Friday, March 1, 2013

A feminine critique: Eating disorders eat away at life

by Ruthie Kovanen, Guest Columnist

As many as 24 million people in the United States suffer from an eating disorder. Among these people, 95 percent are between the ages of 12 and 25, making adolescents and college students the most vulnerable group.

The National Eating Disorder Association has found that eating disorders stem from a mixture of psychological, interpersonal, social and biological factors. Eating disorders often act as a coping mechanism for individuals experiencing stress, anxiety, depression and troubled familial or peer relationships.

With all of the psycho-social stressors of college that can amplify the aforementioned contributors, it’s no wonder college students are so susceptible to eating disorders. Being away from home for the first time, navigating a new social network, balancing school, work and play while experiencing increased pressure in regards to the future all cause major stress and anxiety.

Aside from stress about homework and deadlines, pressure from the media can amplify concerns about weight, eating and exercising habits. Our culture is highly obsessed with thinness, partially due to the media’s very narrow definition of beauty.

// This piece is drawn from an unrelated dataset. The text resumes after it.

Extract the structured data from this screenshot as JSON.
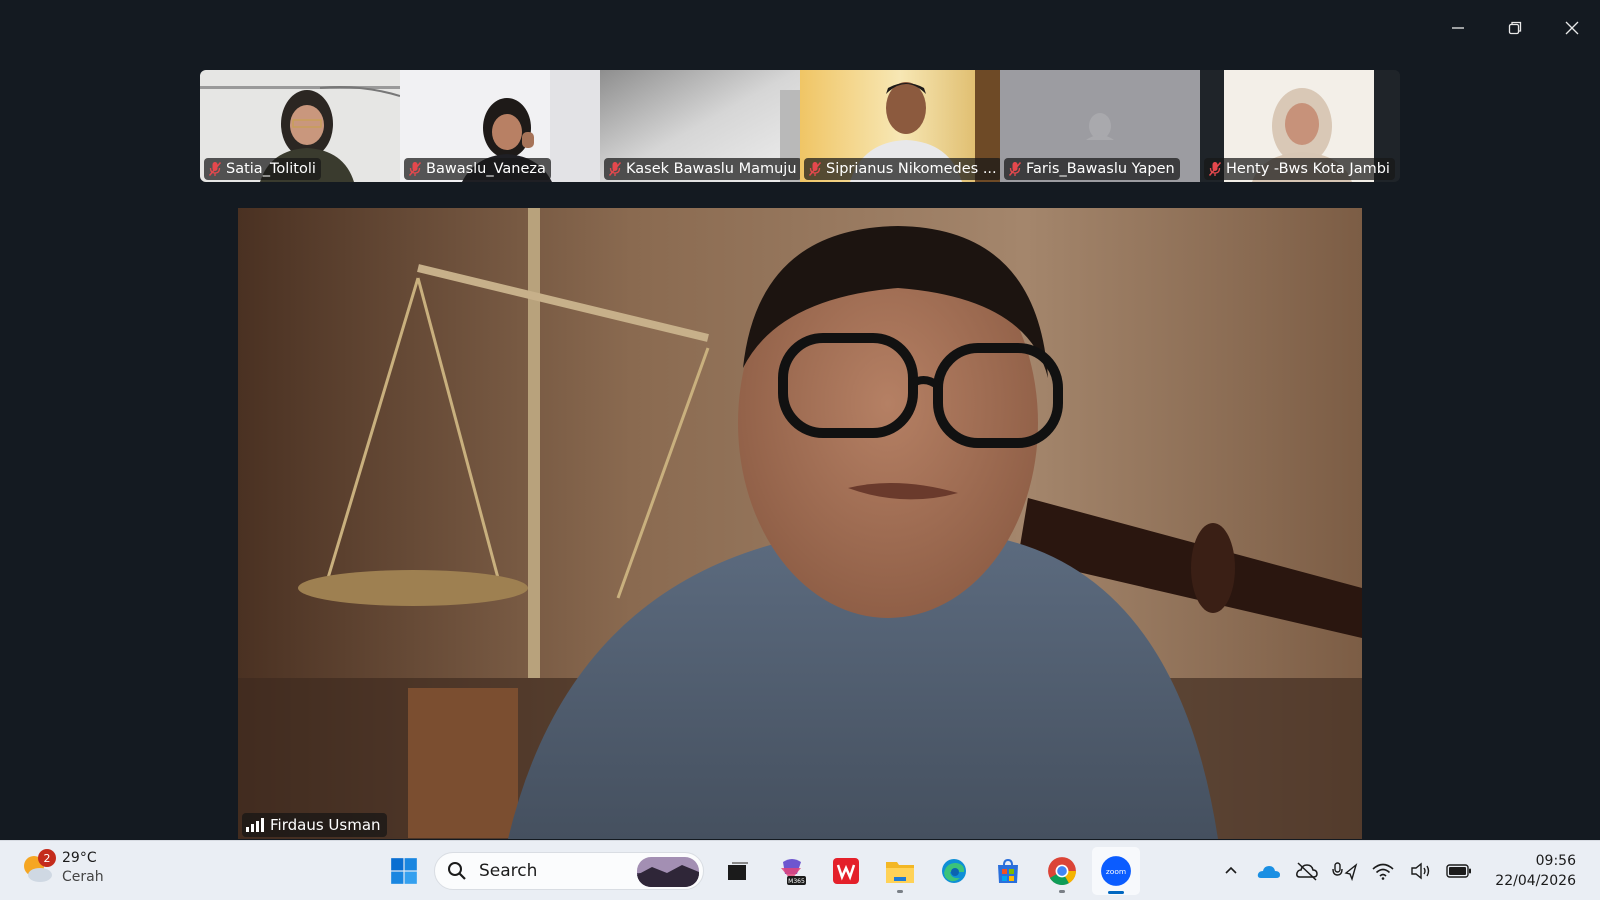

According to the National Association of Anorexia Nervosa and Associated Disorders (ANAD), "the body type portrayed in advertising as the ideal is possessed naturally by only 5 percent of American females."

The constant depiction of a body type that represents only a small fraction of the greater population is an excellent moneymaker for advertising companies, but damaging to the self-perception and health of the greater population. Advertisements frequently consist of highly edited photos, which can provoke feelings of inadequacy in consumers. Because of societal pressures to be thin, the prevalence of dieting among children has increased. Eighty percent of 10-year-olds worry about becoming "fat" and 42 percent of first through third grade girls — aged six to nine — wish that they were thinner.

The feelings of inadequacy brought upon and perpetuated by the media are many times the catalyst for highly restrictive eating behaviors and extreme exercise that pushes beyond healthy limits. Twenty-five percent of college women have said that they make use of bingeing or laxatives in order to control weight.

Eating disorders are certainly not just a "women’s issue," however. Many young boys and men suffer from eating disorders or distorted body image. In fact, 10-15 percent of people struggling with eating disorders in the United States are men. Men, like women, experience pressure from the media and their peers to achieve a certain body "ideal," which often consists of an extremely muscular physique. This pressure often manifests itself in unhealthy eating habits or extreme exercise routines. Because many men have the perception that eating disorders only apply to women, they are often reluctant to seek out treatment.

If you think that you or a friend are suffering from an eating disorder, disordered eating or exercising habits, or low self-esteem/body dissatisfaction, you are certainly not alone. There are a myriad of great resources right here on campus such as the Women’s Center, the Health Center and the Counseling Center. Great web resources include and

Rather than viewing your body as a "trouble zone" with fat that needs to be "blasted" away, feed your body what it needs and move in ways that promote and sustain health. Broaden your definitions of beauty and attractiveness, and encourage others to do the same.

Ruthie Kovanen hails from the great state of Michigan, is a sophomore at Pacific Lutheran University and is studying anthropology, Hispanic studies and women’s and gender studies. Aside from reading and writing about feminism, Ruthie enjoys chatting over a cup of coffee, baking bread and spending time outdoors.